“This is necessary because keeping students’ families together assures their academic success,” according to Resolution 2-17-F.

Serrano said a “significant number” of students are affected by DACA on campus.

Director of academic and student affairs Emily Houston said WKU is considered “one of the best schools in the area” for undocumented students and other states, like Tennessee often “send their undocumented students here.”

SGA President Andi Dahmer said students who are undocumented “often don’t report” if they are protected under DACA.

“Your constituents are among those protected by DACA,” Legislative Research Committee Chair Lillian Nellans said in favor of the resolution. “We need to do something for these students, and we need to do it now. This sends a message to those students that we are a tolerant campus and that we accept all students.”

Senator Alex Sergent opposed the resolution.
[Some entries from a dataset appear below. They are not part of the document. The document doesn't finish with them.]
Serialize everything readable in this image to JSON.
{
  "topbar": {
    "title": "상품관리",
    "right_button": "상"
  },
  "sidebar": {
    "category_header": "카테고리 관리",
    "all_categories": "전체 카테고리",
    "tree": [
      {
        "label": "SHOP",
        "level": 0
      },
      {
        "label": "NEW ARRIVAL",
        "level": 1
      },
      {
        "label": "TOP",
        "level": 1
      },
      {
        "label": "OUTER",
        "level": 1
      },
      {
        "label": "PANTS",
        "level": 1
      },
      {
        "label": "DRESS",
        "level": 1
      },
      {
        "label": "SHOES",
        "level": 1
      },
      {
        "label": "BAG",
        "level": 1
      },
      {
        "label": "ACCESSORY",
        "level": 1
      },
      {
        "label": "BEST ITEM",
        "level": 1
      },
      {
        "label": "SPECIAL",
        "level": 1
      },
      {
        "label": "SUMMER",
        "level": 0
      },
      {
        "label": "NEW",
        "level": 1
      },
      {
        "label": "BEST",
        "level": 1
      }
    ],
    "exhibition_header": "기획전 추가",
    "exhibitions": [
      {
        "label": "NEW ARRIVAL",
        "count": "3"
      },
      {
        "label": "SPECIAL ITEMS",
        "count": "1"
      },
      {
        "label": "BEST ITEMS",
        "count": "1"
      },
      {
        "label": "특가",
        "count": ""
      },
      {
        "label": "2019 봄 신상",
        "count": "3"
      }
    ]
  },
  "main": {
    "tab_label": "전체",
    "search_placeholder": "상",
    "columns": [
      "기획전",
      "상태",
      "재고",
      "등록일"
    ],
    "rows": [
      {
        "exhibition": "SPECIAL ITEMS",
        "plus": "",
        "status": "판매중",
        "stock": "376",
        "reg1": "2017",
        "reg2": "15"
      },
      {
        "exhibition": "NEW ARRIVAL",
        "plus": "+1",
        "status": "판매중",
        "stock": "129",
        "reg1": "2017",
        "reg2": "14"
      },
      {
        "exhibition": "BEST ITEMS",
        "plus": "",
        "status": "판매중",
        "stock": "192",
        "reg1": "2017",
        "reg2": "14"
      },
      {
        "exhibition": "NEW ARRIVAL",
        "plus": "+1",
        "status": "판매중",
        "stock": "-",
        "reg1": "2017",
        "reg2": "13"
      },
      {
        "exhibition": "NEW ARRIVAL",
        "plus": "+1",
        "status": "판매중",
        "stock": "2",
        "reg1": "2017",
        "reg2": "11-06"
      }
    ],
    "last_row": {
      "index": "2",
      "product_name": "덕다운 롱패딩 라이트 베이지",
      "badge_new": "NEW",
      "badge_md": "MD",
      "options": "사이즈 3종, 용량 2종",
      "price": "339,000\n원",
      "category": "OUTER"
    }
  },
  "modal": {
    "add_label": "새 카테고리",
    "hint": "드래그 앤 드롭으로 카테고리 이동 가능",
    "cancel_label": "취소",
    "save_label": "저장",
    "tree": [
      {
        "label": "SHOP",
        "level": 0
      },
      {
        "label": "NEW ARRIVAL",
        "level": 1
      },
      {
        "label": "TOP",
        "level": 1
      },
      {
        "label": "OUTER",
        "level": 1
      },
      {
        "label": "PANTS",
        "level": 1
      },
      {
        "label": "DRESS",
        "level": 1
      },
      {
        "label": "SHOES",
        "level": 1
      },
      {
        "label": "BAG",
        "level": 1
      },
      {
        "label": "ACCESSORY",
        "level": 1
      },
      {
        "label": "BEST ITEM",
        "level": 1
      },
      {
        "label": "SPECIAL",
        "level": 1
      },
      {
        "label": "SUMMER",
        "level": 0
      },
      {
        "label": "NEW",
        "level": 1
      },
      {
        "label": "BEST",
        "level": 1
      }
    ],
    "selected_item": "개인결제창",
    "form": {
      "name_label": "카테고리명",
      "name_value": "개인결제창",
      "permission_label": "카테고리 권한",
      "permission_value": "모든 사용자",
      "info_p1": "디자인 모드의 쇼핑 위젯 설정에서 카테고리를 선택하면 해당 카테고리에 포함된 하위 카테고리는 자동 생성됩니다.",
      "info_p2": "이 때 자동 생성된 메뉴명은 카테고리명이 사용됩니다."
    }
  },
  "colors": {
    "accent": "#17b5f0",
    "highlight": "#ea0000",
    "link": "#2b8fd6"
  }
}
He said he did not think the resolution represented SGA’s role on campus.

“As a university, it is not our place to put our political hat in a ring,” Sergent said.

Public Relations Committee Chair William Hurst said that while he is “in support of DACA,” he did not think that “it is this university’s decision to make federal government decisions.”

Senator Mark Clark said the resolution isn’t referring to criminals.

“We cannot reduce them to objects,” he said. “People’s livelihoods are at stake here.”

Sergent said the Senate needed to “come to a compromise.” He said the debate over passing Resolution 2-17-F was becoming a “battle of rhetoric.”

“If we are to represent all students, then we need to hear both sides of the argument,” Sergent said. “It is important to support this as Americans in our personal beliefs, but we represent the students of the university, and not all of the students agree with this.”

Nellans disagreed with Sergent. She said saying the Senate is “not supposed to vote with what 51 percent of students feel on everything.”

“We’re supposed to vote for what’s best for our constituents, which oftentimes means protecting marginalized minority communities,” Nellans said.

Hurst said passing the resolution would be a “political statement.”

“We serve the majority,” Hurst said. “We don’t know if the majority approves of this resolution.”

With 12 votes in favor of the resolution and 17 opposed, Resolution 2-17-F failed to reach a majority and was not passed.

After the meeting, Dahmer said the Senate doesn’t just vote for the majority, and that statement is “incorrect.”

“It’s important that senators realize that they were chosen to represent all of their constituents,” Dahmer said. “The Dreamers on this campus deserve to be on this campus as well as this country as much as any other student here.”

A previous edition of this story quoted Francisco Serrano as saying “The rescinding of the D.R.E.A.M. Act runs contrary to our ideals as Americans.” Serrano actually said “The rescinding of DACA runs contrary to our ideals as Americans.” The Herald regrets the error.

Reporter Nicole Ziege can be reached at 270-745-6011 and [email protected].